by [?]


“What we most need, to secure honest elections,” says a well-meaning reformer, “is the Clifford or the Myers voting machine.” Why, truly, here is a hopeful spirit–a rare and radiant intelligence suffused with the conviction that men can be made honest by machinery–that human character is a matter of gearing, ratchets and dials! One would give something to know how it feels to be like that. A mind so constituted must be as happy in its hope as a hen incubating a nest-ful of porcelain door-knobs. It lives in rapturous contemplation of a world of its own creation–a world where public morality and political good order are to be had by purchase at the machine-shop. In that delectable world religion is superfluous; the true high priest is the mechanical engineer; the minor clergy are the village blacksmiths. It is rather a pity that so fine and fair a sphere should prosper only in the attenuated ether of an idiot’s understanding.

Voting-machines are doubtless well enough; they save labor and enable the statesmen of the street to know the result within a few minutes of the closing of the polls–whereby many are spared to their country who would otherwise incur fatal disorders by exposure to the night air while assisting in awaiting the returns. But a voting-machine that human ingenuity can not pervert, human ingenuity can not invent.

That is true, too, of laws. Your statesman of a mental stature somewhat overtopping that of the machine-person puts his faith in law. Providence has designed to permit him to be persuaded of the efficacy of statutes–good, stringent, carefully drawn statutes definitively repealing all the laws of nature in conflict with any of their provisions.
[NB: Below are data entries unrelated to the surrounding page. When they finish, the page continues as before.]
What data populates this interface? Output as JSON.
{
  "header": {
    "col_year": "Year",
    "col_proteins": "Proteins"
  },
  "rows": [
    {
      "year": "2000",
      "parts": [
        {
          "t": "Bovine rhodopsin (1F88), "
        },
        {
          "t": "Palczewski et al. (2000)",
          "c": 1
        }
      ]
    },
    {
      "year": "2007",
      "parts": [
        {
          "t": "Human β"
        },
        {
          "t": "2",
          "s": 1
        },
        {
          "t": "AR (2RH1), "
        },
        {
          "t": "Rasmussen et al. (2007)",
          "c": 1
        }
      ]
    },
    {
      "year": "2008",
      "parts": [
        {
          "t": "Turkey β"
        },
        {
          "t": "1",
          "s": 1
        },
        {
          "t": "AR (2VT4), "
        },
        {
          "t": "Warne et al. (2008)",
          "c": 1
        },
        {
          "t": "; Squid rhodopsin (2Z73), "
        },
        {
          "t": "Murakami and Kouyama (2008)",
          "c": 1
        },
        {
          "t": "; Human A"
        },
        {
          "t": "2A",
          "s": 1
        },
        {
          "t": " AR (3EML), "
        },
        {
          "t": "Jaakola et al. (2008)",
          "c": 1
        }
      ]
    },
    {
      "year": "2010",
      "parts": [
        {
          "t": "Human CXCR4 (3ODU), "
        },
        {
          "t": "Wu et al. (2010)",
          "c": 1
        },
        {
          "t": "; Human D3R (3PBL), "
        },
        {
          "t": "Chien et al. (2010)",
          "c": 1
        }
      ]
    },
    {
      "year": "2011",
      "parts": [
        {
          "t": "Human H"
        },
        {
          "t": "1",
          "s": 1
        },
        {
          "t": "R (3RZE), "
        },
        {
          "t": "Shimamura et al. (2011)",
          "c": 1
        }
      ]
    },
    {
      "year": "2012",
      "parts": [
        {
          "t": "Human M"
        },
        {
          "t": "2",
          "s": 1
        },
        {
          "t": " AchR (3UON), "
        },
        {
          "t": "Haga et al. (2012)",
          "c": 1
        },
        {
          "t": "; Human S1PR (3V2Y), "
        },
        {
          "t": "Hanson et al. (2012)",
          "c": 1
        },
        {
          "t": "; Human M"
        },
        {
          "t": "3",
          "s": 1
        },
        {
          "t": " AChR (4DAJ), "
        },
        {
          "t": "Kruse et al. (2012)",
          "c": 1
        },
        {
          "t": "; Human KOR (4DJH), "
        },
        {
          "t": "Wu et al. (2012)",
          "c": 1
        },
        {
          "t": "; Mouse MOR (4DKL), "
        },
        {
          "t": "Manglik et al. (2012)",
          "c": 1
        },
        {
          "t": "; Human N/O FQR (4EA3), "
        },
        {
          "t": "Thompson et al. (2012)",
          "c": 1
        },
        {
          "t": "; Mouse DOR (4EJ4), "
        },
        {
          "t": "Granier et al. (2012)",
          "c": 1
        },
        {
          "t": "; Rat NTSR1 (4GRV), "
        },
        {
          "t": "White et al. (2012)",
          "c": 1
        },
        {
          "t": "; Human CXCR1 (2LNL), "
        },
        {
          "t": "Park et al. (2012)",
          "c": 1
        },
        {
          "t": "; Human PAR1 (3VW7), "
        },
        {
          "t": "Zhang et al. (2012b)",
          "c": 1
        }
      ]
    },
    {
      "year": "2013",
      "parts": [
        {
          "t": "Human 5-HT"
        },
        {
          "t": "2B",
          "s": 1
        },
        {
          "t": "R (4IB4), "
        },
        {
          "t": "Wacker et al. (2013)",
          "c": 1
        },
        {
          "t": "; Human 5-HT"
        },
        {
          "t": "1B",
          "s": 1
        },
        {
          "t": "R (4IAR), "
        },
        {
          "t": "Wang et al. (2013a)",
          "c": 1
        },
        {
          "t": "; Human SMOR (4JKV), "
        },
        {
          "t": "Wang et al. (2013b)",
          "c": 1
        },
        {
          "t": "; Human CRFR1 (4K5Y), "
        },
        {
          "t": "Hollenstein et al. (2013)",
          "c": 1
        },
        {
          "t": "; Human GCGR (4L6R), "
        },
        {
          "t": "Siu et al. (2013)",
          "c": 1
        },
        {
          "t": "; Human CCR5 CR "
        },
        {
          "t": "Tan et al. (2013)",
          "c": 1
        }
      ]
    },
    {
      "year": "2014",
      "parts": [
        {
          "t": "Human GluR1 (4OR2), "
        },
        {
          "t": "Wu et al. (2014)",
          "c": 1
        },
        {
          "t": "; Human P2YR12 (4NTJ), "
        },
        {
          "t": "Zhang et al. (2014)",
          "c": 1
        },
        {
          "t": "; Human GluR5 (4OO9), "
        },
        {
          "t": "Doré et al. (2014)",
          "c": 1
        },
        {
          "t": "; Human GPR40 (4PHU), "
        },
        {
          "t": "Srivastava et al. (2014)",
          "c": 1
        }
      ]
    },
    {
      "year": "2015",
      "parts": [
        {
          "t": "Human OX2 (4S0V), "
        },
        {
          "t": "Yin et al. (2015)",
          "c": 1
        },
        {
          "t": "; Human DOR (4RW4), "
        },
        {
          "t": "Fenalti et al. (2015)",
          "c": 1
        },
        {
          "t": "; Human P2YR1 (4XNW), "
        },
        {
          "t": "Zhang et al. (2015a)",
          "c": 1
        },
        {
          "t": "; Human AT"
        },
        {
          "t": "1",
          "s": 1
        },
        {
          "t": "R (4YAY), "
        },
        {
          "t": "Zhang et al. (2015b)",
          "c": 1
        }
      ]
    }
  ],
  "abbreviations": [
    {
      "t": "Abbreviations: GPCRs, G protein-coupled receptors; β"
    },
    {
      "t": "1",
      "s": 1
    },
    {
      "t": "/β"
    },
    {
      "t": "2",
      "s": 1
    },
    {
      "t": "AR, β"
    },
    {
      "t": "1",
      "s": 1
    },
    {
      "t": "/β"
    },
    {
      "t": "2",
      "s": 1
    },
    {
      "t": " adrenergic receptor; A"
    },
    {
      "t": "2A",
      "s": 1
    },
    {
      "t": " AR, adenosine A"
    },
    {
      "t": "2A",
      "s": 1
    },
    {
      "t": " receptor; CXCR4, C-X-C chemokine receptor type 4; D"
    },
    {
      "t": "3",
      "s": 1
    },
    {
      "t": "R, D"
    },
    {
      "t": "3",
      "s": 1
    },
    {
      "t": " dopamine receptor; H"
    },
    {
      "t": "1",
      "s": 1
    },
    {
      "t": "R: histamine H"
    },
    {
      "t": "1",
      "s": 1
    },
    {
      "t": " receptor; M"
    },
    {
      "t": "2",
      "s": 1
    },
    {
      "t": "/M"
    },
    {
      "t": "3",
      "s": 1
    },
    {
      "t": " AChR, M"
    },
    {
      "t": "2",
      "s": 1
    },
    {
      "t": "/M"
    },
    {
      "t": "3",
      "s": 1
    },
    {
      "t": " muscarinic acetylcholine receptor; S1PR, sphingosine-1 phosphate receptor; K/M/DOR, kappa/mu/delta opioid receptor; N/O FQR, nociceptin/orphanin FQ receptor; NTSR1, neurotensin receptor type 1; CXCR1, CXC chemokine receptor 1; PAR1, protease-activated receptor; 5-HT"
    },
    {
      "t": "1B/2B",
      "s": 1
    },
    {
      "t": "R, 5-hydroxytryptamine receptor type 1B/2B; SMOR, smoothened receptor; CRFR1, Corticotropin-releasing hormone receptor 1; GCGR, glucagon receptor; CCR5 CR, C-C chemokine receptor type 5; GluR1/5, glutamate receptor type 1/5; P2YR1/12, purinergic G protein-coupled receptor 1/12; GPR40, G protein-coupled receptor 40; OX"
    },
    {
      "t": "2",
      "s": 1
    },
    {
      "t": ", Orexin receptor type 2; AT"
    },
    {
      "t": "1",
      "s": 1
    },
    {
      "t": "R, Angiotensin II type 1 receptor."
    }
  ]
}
So the poor devil (I am writing of Mr. Legion) turns for relief from law to law, ever on the stool of repentance, yet ever unfouling the anchor of hope. By no power cm earth can his indurated understanding be penetrated by the truth that his woful state is due, not to any laws of his own, nor to any lack of them, but to his rascally refusal to obey the Golden Rule. How long is it since we were all clamoring for the Australian ballot law, which was to make a new Heaven and a new earth? We have the Australian ballot law and the same old earth smelling to the same old Heaven. Writhe upon the triangle as we may, groan out what new laws we will, the pitiless thong will fall upon our bleeding backs as long as we deserve it. If our sins, which are scarlet, are to be washed as white as wool it must be in the tears of a genuine contrition: our crocodile deliverances will profit us nothing. We must stop chasing dollars, stop lying, stop cheating, stop ignoring art, literature and all the refining agencies and instrumentalities of civilization. We must subdue our detestable habit of shaking hands with prosperous rascals and fawning upon the merely rich. It is not permitted to our employers to plead in justification of low wages the law of supply and demand that is giving them high profits. It is not permitted to discontented employees to break the bones of contented ones and destroy the foundations of social order. It is infamous to look upon public office with the lust of possession; it is disgraceful to solicit political preferment, to strive and compete for “honors” that are sullied and tarnished by the touch of the reaching hand. Until we amend our personal characters we shall amend our laws in vain. Though Paul plant and Apollos water, the field of reform will grow nothing but the figless thistle and the grapeless thorn. The State is an aggregation of individuals. Its public character is the expression of their personal ones. By no political prestidigitation can it be made better and wiser than the sum of their goodness and wisdom. To expect that men who do not honorably and intelligently conduct their private affairs will honorably and intelligently conduct the affairs of the community is to be a fool. We are told that out of nothing God made the Heavens and the earth; but out of nothing God never did and man never can, make a public sense of honor and a public conscience. Miracles are now performed but one day of the year–the twenty-ninth of February; and on leap year God is forbidden to perform them.